What are our responsibilities?
Another heartfelt and passionate response by Mark as he reminds us to, “Respect the artist and art.” For him it is essential to continue the, “Discovery and reaching out to artists who find it difficult to enter the art world and market.” Jane concurs saying she will continue exhibiting their work in her gallery.
Thomas expresses how good examples of how to treat art and artists by curators and to educate others in the art world is vital. While John thinks it is important to present work in the best possible way, for example, the way he has tried to do in Raw Vision magazine.
Ian states his responsibility would be to stay true to his visual art obsessions, whatever they may be.
The discussion ends with some questions from the floor. One of these stands out.
Could Outsider Art shed light on the human condition, bearing in mind there is no perfect human?
Jane feels you can experience the human condition by sharing someone’s inner vision. Mark tells of compulsive and obsessive works which provides insight and understanding which may never usually be experienced otherwise. Thomas sees Outsider Art as a complicated and reflective process, one where the artist is looking in as well as out.
I don’t think in an hour anyone could answer all of the questions which were initially set out but Joseph Cornell’s exhibition was a great catalyst for a debate. These discussions are a good opener to topics which need further thought.

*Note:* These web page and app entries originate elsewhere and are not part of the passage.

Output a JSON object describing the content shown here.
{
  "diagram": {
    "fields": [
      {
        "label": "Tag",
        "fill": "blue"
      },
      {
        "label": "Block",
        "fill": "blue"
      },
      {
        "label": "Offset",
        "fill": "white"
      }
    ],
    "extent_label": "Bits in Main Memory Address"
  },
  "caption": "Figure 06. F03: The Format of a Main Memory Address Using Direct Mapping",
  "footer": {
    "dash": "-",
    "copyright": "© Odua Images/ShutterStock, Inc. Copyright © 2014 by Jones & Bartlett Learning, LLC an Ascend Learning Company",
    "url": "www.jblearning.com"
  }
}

The main message I got from the panel was that Outsider Art needs to be considered respectfully as art on its own terms.
By Helen Shewry